Cab fares around Manhattan can be ridiculous, that's expected. But imagine paying more than $1 million just to own a licensed taxi in New York City. That's the reality now.
The New York Times reported that the city's first taxi medallion auction since 2008 netted $200 million for the sale of 200 of the licenses, making the average price of entry to legally drive one of the roughly 15,000 yellow cabs is almost double what it was at that last auction. The medallion system goes back to the 1930s and was designed to keep the number of cabs limited to a sustainable amount.
In another sign of the times at the auction, two medallions sold as a "mini-fleet" went for a record $2.5 million, also roughly twice as much as in 2008.
Taxi commissioner David Yassky told the Times the industry was becoming "winner take-all" and that the idea of a taxi driver actually being able to own his or her taxi company one day is becoming increasingly difficult.
Of course, the taxi commission views it as an indication of the strength of the cab business and the economy, so there's that. But to put into perspective how strong the business is, one of these individual medallions is roughly five times the price of starting a Quizno's franchise.

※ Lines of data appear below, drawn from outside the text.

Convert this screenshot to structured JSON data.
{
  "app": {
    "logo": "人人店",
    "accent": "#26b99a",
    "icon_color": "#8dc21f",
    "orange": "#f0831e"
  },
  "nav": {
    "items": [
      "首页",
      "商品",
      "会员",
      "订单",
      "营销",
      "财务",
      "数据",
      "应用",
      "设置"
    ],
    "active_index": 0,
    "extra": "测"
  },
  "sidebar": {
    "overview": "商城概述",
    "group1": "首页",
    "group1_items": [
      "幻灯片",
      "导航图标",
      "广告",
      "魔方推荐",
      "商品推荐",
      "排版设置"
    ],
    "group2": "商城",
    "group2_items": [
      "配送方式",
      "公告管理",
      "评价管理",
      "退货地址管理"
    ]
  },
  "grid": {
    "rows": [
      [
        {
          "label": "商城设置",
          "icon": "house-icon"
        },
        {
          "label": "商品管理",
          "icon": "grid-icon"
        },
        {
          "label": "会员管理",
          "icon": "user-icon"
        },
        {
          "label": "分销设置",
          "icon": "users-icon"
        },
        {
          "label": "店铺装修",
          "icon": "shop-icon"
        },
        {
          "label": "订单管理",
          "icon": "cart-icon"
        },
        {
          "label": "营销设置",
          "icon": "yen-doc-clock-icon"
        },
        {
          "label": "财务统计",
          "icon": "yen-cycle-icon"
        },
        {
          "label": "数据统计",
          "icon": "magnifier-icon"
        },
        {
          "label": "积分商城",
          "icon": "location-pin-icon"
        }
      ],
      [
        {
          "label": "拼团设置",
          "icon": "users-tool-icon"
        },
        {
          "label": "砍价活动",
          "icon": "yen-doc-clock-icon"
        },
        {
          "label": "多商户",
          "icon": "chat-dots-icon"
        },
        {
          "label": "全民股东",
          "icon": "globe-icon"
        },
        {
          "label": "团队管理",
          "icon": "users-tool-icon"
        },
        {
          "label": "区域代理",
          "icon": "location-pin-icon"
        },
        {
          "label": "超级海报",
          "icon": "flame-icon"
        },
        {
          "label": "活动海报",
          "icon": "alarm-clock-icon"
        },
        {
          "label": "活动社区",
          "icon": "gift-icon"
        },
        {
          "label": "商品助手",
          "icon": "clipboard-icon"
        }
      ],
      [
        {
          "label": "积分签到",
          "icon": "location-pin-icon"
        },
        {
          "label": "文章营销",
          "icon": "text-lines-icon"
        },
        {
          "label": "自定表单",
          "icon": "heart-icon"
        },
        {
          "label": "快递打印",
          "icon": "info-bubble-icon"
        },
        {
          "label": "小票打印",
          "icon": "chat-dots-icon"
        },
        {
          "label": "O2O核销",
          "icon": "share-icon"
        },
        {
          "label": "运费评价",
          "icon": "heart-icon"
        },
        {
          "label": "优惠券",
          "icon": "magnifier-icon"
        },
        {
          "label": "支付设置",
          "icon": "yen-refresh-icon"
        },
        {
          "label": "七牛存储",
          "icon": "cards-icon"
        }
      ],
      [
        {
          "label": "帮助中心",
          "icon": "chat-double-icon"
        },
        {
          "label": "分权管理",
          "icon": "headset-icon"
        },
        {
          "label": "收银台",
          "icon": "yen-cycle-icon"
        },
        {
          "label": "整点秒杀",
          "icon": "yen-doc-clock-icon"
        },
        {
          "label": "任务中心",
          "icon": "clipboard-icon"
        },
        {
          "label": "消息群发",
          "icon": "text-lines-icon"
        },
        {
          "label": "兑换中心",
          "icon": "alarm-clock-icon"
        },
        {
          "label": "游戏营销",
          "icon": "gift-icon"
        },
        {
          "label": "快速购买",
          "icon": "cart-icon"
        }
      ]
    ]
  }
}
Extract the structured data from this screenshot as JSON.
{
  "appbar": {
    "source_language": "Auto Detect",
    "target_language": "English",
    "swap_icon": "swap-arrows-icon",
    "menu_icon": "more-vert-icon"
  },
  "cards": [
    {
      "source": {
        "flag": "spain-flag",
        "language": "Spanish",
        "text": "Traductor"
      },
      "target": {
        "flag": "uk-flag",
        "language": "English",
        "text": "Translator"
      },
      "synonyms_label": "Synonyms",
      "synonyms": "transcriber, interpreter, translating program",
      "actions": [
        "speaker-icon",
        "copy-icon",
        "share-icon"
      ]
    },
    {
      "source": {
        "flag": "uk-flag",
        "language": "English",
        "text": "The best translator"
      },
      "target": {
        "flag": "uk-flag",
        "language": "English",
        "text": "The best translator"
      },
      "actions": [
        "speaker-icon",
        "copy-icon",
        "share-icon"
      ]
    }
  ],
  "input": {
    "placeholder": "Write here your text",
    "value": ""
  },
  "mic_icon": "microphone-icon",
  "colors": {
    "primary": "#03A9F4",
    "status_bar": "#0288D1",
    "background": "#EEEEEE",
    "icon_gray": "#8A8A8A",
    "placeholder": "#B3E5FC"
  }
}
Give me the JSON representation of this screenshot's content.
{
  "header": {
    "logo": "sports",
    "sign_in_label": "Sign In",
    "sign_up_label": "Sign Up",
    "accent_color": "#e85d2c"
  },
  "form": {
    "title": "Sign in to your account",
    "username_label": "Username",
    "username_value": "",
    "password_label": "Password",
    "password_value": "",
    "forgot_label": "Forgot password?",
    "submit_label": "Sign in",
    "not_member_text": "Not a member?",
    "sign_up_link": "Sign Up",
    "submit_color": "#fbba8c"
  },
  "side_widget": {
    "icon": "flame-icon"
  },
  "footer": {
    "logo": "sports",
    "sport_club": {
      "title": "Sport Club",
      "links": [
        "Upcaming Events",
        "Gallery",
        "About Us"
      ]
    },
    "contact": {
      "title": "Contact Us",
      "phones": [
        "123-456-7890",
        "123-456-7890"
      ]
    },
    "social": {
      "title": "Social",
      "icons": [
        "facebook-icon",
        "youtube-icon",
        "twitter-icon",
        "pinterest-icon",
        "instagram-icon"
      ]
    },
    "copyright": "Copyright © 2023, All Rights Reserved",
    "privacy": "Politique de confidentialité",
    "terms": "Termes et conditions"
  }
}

So, if you're looking for a career change, maybe you should learn how sandwiches are made instead of driving a taxi.